So, as Glen reached retirement, he reached out to me and Gary and we were just sort of brainstorming what would it look like if that program were not housed at the Sheriff’s Office but housed here at the hospital. Why? Because all those traumas end up coming back here for treatment. Almost all of them. And to have that connection between the medical providers and therapist and all the resources of this big medical center here with a really tight connection with responders out there, what a brilliant way to do population health really? What a brilliant way to do community engagement? It has been so brilliant that while we started with the Sheriff’s Office last year Department of Social Services, the EMT Department, Public Health, all went to the County Manager and said we want some of that. We’d like a chaplain, please.

So, very recently the Director of Human Resources from the county, The Assistant Deputy Manager, and the County Manager sat down with Glen, Gary, and me to formalize an agreement to increase services. So now any Forsythe County employee whose experienced trauma can call upon Glen’s team, get a referral from Glen’s team so that they’re cared for right then. Right when they need it. Not 10 hours later. Not 20 hours later but right then because when you’re in trauma you need the help then not when doctors’ offices show up.

The chaplain will meet with that person then and make a referral to a physician, EAP, some other provider to help them through a longer road to recovery as that’s needed. You can tell I’m a little enthusiastic about that. We’ve now hired three persons to work with Glen. Dana Patrick, who’s a chaplain who trained here but then had two years of experience working with Buncombe County as their Wellness Coordinator for their DSS services. Aaron Eaton, who was the first resident to come through our program specifically for First Responder Chaplaincy and now another resident in that role Jesús Dominguez.

Viverette: Well, I don’t know we don’t have tons of time left and there are a million another questions we could ask. I do though want to hear… you’re about to head off to Indiana. I’m glad that I have your number on speed dial so I can call you when we need reminders of what it is that you have done for all these years. What are you going to be looking for as you head out to Indiana like … I think your title involves chaplaincy, spiritual care and congregational partnerships. As you take FaithHealth out there what’s it going to look like?

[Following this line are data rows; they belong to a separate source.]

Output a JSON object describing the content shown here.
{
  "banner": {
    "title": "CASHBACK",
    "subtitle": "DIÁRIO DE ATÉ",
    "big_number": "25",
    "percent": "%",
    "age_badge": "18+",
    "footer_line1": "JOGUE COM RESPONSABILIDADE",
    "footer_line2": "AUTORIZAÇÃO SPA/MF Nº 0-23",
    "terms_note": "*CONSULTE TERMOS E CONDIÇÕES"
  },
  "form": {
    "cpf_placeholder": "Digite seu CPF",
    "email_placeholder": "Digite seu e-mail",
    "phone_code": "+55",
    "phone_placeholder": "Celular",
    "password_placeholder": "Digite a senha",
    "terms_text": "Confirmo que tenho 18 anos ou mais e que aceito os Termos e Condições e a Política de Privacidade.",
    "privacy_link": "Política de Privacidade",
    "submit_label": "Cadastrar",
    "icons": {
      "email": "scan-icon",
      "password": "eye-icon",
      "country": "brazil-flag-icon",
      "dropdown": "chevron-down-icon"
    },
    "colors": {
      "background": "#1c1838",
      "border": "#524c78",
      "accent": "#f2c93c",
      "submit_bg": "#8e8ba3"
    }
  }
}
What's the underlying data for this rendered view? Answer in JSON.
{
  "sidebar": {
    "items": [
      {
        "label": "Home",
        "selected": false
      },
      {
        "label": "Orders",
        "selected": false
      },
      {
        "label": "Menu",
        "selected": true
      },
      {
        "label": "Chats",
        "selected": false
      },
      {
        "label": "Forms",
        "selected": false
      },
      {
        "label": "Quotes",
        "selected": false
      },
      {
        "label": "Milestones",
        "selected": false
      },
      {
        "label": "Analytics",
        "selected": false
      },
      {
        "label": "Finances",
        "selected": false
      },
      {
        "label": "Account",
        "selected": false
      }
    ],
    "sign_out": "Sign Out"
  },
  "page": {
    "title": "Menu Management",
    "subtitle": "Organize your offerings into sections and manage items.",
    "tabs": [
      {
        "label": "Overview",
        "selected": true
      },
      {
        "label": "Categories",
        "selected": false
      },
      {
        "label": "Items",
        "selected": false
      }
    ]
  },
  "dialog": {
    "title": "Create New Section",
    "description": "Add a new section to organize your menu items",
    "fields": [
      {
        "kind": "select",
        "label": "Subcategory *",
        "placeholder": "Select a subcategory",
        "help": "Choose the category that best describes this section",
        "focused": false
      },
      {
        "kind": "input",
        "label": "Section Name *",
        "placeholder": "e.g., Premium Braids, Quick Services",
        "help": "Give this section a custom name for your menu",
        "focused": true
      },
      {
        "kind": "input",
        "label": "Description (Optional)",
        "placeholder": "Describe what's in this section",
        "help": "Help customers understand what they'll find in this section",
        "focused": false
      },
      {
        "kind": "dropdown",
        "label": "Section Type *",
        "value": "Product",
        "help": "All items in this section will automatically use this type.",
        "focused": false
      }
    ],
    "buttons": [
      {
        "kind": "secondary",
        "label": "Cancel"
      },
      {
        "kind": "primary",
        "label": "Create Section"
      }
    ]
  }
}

Foster: So really I hope to take two lessons from here. The first lesson is not sit in the boardroom and try to think out what’s the smartest, best way to do community engagement but really to follow the strengths and wisdom of the people already on that team.

So where is that chaplain already deeply embedded in some community that they’re not really to do and can I then help them rewrite their job description, their life in a way that let’s actualize a part of their ministry that would help that community and that chaplain?

The second thing I hope to do is to get out and really learn those congregations. Indianapolis is a pretty big city and they have significant urban issues. Eleven of the 16 hospitals in the IU system are in very small rural communities. They’re going to have very different needs.

So my first year or two is really going to be learning what are the needs and rich resources of each of those hospitals? What are the congregations that are already in their backyard wanting to partner but haven’t been invited yet? Big picture, I’ve got an idea. It will be really interesting to see what it looks like in real time.

And I’ve got your number on speed dial, as well.

Viverette: It’s been one of the great pieces of wisdom that Gary Gunderson brought here is that we can look into a community and see all sorts of needs but really where we are going to have the most capacity to build and make connections is out of the strengths and resources. So, it changes the whole outlook of community and programs and medical centers when you start looking from kind of the resources’ strength lens and that’s just been a real gift to me as have you. So thank you. Thanks for the conversation.

Foster: Thank you so much, Emily. Cheers.